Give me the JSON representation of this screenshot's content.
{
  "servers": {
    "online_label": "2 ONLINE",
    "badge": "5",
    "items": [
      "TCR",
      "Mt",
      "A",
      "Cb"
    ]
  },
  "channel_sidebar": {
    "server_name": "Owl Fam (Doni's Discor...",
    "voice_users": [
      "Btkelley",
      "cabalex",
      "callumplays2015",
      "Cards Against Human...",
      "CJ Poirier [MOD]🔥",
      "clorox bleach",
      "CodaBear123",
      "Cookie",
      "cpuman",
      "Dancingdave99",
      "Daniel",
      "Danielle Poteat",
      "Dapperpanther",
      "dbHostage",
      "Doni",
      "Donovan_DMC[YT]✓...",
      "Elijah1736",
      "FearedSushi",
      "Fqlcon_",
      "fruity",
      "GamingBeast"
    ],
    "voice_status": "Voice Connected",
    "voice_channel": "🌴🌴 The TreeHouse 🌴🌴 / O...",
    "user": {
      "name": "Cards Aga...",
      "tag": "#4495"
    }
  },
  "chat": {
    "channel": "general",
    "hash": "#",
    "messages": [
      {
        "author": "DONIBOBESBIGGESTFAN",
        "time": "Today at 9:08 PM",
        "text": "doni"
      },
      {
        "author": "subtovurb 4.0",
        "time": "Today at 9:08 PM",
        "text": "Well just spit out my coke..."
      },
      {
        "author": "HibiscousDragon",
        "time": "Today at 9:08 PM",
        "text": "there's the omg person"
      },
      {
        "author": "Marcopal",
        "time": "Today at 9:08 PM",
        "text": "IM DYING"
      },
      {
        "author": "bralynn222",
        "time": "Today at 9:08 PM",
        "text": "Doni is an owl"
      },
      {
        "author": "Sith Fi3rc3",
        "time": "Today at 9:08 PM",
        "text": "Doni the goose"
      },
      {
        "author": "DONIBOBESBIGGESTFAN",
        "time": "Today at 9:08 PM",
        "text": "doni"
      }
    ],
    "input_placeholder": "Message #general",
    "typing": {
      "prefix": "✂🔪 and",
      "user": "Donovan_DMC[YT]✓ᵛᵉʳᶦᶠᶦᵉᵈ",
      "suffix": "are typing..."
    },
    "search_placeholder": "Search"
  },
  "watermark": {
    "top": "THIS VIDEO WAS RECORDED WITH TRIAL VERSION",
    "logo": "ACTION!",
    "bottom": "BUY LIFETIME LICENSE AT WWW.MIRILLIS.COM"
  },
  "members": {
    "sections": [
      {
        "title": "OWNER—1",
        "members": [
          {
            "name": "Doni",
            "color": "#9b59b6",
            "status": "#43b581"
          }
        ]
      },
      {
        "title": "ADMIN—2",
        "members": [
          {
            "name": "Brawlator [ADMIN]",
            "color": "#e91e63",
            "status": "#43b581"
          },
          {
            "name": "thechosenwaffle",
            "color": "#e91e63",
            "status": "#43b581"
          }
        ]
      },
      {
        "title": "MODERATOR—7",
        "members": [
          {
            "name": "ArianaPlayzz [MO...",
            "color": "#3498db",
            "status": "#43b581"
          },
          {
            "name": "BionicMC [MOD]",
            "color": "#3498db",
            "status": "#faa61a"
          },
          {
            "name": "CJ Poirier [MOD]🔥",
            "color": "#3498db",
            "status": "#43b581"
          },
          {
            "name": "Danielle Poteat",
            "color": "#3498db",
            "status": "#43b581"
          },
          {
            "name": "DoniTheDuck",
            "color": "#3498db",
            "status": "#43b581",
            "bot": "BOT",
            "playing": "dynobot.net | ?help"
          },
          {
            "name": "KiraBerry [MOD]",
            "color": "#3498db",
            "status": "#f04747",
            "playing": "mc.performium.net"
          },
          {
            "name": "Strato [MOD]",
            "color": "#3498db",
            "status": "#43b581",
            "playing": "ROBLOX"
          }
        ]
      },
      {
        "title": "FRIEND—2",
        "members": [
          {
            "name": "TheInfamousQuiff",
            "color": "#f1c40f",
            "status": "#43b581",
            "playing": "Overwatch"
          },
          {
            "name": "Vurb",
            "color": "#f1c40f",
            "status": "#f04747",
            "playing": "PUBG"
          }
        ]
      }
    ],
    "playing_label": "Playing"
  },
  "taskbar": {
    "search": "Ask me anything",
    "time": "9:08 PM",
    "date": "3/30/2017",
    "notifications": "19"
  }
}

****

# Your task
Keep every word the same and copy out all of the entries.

# Exercise answer
Give me the JSON representation of this screenshot's content.
{
  "servers": {
    "online_label": "2 ONLINE",
    "badge": "5",
    "items": [
      "TCR",
      "Mt",
      "A",
      "Cb"
    ]
  },
  "channel_sidebar": {
    "server_name": "Owl Fam (Doni's Discor...",
    "voice_users": [
      "Btkelley",
      "cabalex",
      "callumplays2015",
      "Cards Against Human...",
      "CJ Poirier [MOD]🔥",
      "clorox bleach",
      "CodaBear123",
      "Cookie",
      "cpuman",
      "Dancingdave99",
      "Daniel",
      "Danielle Poteat",
      "Dapperpanther",
      "dbHostage",
      "Doni",
      "Donovan_DMC[YT]✓...",
      "Elijah1736",
      "FearedSushi",
      "Fqlcon_",
      "fruity",
      "GamingBeast"
    ],
    "voice_status": "Voice Connected",
    "voice_channel": "🌴🌴 The TreeHouse 🌴🌴 / O...",
    "user": {
      "name": "Cards Aga...",
      "tag": "#4495"
    }
  },
  "chat": {
    "channel": "general",
    "hash": "#",
    "messages": [
      {
        "author": "DONIBOBESBIGGESTFAN",
        "time": "Today at 9:08 PM",
        "text": "doni"
      },
      {
        "author": "subtovurb 4.0",
        "time": "Today at 9:08 PM",
        "text": "Well just spit out my coke..."
      },
      {
        "author": "HibiscousDragon",
        "time": "Today at 9:08 PM",
        "text": "there's the omg person"
      },
      {
        "author": "Marcopal",
        "time": "Today at 9:08 PM",
        "text": "IM DYING"
      },
      {
        "author": "bralynn222",
        "time": "Today at 9:08 PM",
        "text": "Doni is an owl"
      },
      {
        "author": "Sith Fi3rc3",
        "time": "Today at 9:08 PM",
        "text": "Doni the goose"
      },
      {
        "author": "DONIBOBESBIGGESTFAN",
        "time": "Today at 9:08 PM",
        "text": "doni"
      }
    ],
    "input_placeholder": "Message #general",
    "typing": {
      "prefix": "✂🔪 and",
      "user": "Donovan_DMC[YT]✓ᵛᵉʳᶦᶠᶦᵉᵈ",
      "suffix": "are typing..."
    },
    "search_placeholder": "Search"
  },
  "watermark": {
    "top": "THIS VIDEO WAS RECORDED WITH TRIAL VERSION",
    "logo": "ACTION!",
    "bottom": "BUY LIFETIME LICENSE AT WWW.MIRILLIS.COM"
  },
  "members": {
    "sections": [
      {
        "title": "OWNER—1",
        "members": [
          {
            "name": "Doni",
            "color": "#9b59b6",
            "status": "#43b581"
          }
        ]
      },
      {
        "title": "ADMIN—2",
        "members": [
          {
            "name": "Brawlator [ADMIN]",
            "color": "#e91e63",
            "status": "#43b581"
          },
          {
            "name": "thechosenwaffle",
            "color": "#e91e63",
            "status": "#43b581"
          }
        ]
      },
      {
        "title": "MODERATOR—7",
        "members": [
          {
            "name": "ArianaPlayzz [MO...",
            "color": "#3498db",
            "status": "#43b581"
          },
          {
            "name": "BionicMC [MOD]",
            "color": "#3498db",
            "status": "#faa61a"
          },
          {
            "name": "CJ Poirier [MOD]🔥",
            "color": "#3498db",
            "status": "#43b581"
          },
          {
            "name": "Danielle Poteat",
            "color": "#3498db",
            "status": "#43b581"
          },
          {
            "name": "DoniTheDuck",
            "color": "#3498db",
            "status": "#43b581",
            "bot": "BOT",
            "playing": "dynobot.net | ?help"
          },
          {
            "name": "KiraBerry [MOD]",
            "color": "#3498db",
            "status": "#f04747",
            "playing": "mc.performium.net"
          },
          {
            "name": "Strato [MOD]",
            "color": "#3498db",
            "status": "#43b581",
            "playing": "ROBLOX"
          }
        ]
      },
      {
        "title": "FRIEND—2",
        "members": [
          {
            "name": "TheInfamousQuiff",
            "color": "#f1c40f",
            "status": "#43b581",
            "playing": "Overwatch"
          },
          {
            "name": "Vurb",
            "color": "#f1c40f",
            "status": "#f04747",
            "playing": "PUBG"
          }
        ]
      }
    ],
    "playing_label": "Playing"
  },
  "taskbar": {
    "search": "Ask me anything",
    "time": "9:08 PM",
    "date": "3/30/2017",
    "notifications": "19"
  }
}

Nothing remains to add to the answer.